Website and app data records:

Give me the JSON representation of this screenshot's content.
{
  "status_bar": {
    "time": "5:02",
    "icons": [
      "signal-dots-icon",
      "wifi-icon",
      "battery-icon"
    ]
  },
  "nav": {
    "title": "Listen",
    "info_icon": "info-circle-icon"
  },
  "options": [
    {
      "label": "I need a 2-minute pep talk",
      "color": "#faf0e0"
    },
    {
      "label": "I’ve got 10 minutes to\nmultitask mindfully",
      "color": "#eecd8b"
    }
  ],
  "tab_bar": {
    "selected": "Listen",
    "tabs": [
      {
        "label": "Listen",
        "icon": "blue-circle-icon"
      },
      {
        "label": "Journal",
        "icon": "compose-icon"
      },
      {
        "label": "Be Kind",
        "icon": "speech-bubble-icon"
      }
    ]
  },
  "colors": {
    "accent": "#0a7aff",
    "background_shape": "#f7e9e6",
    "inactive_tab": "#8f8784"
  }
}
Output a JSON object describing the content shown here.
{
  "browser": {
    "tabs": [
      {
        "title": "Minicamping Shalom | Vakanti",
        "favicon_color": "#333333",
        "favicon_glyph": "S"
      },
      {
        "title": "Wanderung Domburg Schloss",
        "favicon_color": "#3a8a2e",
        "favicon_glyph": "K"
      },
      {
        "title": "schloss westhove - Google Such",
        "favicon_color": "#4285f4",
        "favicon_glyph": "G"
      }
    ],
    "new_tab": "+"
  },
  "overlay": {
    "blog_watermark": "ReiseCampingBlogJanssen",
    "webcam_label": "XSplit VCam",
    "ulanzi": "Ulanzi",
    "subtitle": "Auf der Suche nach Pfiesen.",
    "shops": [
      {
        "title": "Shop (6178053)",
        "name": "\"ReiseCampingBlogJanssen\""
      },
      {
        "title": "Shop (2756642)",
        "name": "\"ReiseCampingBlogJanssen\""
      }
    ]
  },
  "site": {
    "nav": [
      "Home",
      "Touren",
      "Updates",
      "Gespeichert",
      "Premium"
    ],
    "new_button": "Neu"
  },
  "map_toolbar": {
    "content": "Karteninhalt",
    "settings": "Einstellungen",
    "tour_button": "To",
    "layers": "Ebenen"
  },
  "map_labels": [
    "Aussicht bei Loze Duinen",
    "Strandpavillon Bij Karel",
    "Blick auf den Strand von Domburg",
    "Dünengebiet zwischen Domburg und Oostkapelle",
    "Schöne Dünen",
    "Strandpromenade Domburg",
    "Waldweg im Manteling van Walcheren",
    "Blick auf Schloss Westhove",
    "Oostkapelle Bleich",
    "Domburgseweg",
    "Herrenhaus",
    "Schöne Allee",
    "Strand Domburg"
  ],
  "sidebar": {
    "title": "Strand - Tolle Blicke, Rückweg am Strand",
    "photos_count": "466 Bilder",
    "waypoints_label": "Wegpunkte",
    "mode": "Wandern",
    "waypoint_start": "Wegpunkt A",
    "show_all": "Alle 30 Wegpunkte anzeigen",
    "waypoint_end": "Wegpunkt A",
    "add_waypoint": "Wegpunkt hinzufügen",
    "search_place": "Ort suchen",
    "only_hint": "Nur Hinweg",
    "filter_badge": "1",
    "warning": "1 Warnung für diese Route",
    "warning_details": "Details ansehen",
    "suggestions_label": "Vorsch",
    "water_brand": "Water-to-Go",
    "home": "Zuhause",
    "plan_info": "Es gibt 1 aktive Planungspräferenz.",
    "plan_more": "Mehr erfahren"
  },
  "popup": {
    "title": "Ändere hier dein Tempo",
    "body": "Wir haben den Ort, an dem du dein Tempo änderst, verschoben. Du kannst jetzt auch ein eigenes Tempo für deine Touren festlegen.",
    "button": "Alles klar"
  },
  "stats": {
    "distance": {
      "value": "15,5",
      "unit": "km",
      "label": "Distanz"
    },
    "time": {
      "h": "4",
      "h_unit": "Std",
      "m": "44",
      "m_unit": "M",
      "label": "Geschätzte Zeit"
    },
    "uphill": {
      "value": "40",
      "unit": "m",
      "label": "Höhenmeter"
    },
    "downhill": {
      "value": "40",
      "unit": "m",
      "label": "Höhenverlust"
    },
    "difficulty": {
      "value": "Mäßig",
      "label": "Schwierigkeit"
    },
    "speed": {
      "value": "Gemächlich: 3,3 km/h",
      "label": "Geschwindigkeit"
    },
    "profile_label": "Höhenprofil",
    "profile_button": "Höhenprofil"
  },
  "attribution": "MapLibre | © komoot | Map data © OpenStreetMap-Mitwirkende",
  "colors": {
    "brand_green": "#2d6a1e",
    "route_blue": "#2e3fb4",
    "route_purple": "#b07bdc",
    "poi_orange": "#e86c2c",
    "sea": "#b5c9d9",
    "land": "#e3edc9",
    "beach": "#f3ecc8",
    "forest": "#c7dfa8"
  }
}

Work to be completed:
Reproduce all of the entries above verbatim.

Result of this exercise:
Give me the JSON representation of this screenshot's content.
{
  "status_bar": {
    "time": "5:02",
    "icons": [
      "signal-dots-icon",
      "wifi-icon",
      "battery-icon"
    ]
  },
  "nav": {
    "title": "Listen",
    "info_icon": "info-circle-icon"
  },
  "options": [
    {
      "label": "I need a 2-minute pep talk",
      "color": "#faf0e0"
    },
    {
      "label": "I’ve got 10 minutes to\nmultitask mindfully",
      "color": "#eecd8b"
    }
  ],
  "tab_bar": {
    "selected": "Listen",
    "tabs": [
      {
        "label": "Listen",
        "icon": "blue-circle-icon"
      },
      {
        "label": "Journal",
        "icon": "compose-icon"
      },
      {
        "label": "Be Kind",
        "icon": "speech-bubble-icon"
      }
    ]
  },
  "colors": {
    "accent": "#0a7aff",
    "background_shape": "#f7e9e6",
    "inactive_tab": "#8f8784"
  }
}
Output a JSON object describing the content shown here.
{
  "browser": {
    "tabs": [
      {
        "title": "Minicamping Shalom | Vakanti",
        "favicon_color": "#333333",
        "favicon_glyph": "S"
      },
      {
        "title": "Wanderung Domburg Schloss",
        "favicon_color": "#3a8a2e",
        "favicon_glyph": "K"
      },
      {
        "title": "schloss westhove - Google Such",
        "favicon_color": "#4285f4",
        "favicon_glyph": "G"
      }
    ],
    "new_tab": "+"
  },
  "overlay": {
    "blog_watermark": "ReiseCampingBlogJanssen",
    "webcam_label": "XSplit VCam",
    "ulanzi": "Ulanzi",
    "subtitle": "Auf der Suche nach Pfiesen.",
    "shops": [
      {
        "title": "Shop (6178053)",
        "name": "\"ReiseCampingBlogJanssen\""
      },
      {
        "title": "Shop (2756642)",
        "name": "\"ReiseCampingBlogJanssen\""
      }
    ]
  },
  "site": {
    "nav": [
      "Home",
      "Touren",
      "Updates",
      "Gespeichert",
      "Premium"
    ],
    "new_button": "Neu"
  },
  "map_toolbar": {
    "content": "Karteninhalt",
    "settings": "Einstellungen",
    "tour_button": "To",
    "layers": "Ebenen"
  },
  "map_labels": [
    "Aussicht bei Loze Duinen",
    "Strandpavillon Bij Karel",
    "Blick auf den Strand von Domburg",
    "Dünengebiet zwischen Domburg und Oostkapelle",
    "Schöne Dünen",
    "Strandpromenade Domburg",
    "Waldweg im Manteling van Walcheren",
    "Blick auf Schloss Westhove",
    "Oostkapelle Bleich",
    "Domburgseweg",
    "Herrenhaus",
    "Schöne Allee",
    "Strand Domburg"
  ],
  "sidebar": {
    "title": "Strand - Tolle Blicke, Rückweg am Strand",
    "photos_count": "466 Bilder",
    "waypoints_label": "Wegpunkte",
    "mode": "Wandern",
    "waypoint_start": "Wegpunkt A",
    "show_all": "Alle 30 Wegpunkte anzeigen",
    "waypoint_end": "Wegpunkt A",
    "add_waypoint": "Wegpunkt hinzufügen",
    "search_place": "Ort suchen",
    "only_hint": "Nur Hinweg",
    "filter_badge": "1",
    "warning": "1 Warnung für diese Route",
    "warning_details": "Details ansehen",
    "suggestions_label": "Vorsch",
    "water_brand": "Water-to-Go",
    "home": "Zuhause",
    "plan_info": "Es gibt 1 aktive Planungspräferenz.",
    "plan_more": "Mehr erfahren"
  },
  "popup": {
    "title": "Ändere hier dein Tempo",
    "body": "Wir haben den Ort, an dem du dein Tempo änderst, verschoben. Du kannst jetzt auch ein eigenes Tempo für deine Touren festlegen.",
    "button": "Alles klar"
  },
  "stats": {
    "distance": {
      "value": "15,5",
      "unit": "km",
      "label": "Distanz"
    },
    "time": {
      "h": "4",
      "h_unit": "Std",
      "m": "44",
      "m_unit": "M",
      "label": "Geschätzte Zeit"
    },
    "uphill": {
      "value": "40",
      "unit": "m",
      "label": "Höhenmeter"
    },
    "downhill": {
      "value": "40",
      "unit": "m",
      "label": "Höhenverlust"
    },
    "difficulty": {
      "value": "Mäßig",
      "label": "Schwierigkeit"
    },
    "speed": {
      "value": "Gemächlich: 3,3 km/h",
      "label": "Geschwindigkeit"
    },
    "profile_label": "Höhenprofil",
    "profile_button": "Höhenprofil"
  },
  "attribution": "MapLibre | © komoot | Map data © OpenStreetMap-Mitwirkende",
  "colors": {
    "brand_green": "#2d6a1e",
    "route_blue": "#2e3fb4",
    "route_purple": "#b07bdc",
    "poi_orange": "#e86c2c",
    "sea": "#b5c9d9",
    "land": "#e3edc9",
    "beach": "#f3ecc8",
    "forest": "#c7dfa8"
  }
}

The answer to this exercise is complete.